-- Data follows --

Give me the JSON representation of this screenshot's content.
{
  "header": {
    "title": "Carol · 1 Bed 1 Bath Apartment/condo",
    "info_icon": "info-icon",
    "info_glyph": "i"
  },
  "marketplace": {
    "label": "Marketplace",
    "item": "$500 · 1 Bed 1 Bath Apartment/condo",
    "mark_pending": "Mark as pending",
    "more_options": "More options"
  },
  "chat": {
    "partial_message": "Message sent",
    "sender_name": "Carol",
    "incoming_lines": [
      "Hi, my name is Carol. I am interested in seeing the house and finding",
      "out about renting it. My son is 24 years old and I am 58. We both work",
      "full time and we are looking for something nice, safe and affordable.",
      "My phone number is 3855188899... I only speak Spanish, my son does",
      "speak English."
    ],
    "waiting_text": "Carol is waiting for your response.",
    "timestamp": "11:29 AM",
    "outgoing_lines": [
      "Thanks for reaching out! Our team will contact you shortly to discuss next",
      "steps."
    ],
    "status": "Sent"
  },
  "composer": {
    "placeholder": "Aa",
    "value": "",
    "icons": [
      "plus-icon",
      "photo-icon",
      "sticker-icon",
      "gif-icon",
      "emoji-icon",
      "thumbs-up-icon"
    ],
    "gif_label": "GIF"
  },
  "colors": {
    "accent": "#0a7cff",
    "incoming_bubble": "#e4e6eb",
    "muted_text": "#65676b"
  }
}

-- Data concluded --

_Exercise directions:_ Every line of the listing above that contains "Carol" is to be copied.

_Expected output:_
    "title": "Carol · 1 Bed 1 Bath Apartment/condo",
    "sender_name": "Carol",
      "Hi, my name is Carol. I am interested in seeing the house and finding",
    "waiting_text": "Carol is waiting for your response.",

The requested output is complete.